───── DATA UNDER STUDY ─────
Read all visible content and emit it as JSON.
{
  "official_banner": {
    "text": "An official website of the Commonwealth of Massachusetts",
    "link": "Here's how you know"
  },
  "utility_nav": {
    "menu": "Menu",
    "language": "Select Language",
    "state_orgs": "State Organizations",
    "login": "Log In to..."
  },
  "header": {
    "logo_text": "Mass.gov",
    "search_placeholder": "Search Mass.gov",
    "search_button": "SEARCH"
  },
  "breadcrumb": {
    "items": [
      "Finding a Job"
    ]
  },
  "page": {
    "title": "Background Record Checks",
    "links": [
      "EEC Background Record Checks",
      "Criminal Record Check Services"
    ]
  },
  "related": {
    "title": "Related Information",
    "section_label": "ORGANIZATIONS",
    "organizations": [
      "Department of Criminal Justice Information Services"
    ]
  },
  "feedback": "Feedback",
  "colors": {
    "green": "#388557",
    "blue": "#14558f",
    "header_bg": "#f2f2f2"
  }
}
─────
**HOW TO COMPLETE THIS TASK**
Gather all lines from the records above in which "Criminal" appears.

**TASK OUTPUT**
      "Criminal Record Check Services"
      "Department of Criminal Justice Information Services"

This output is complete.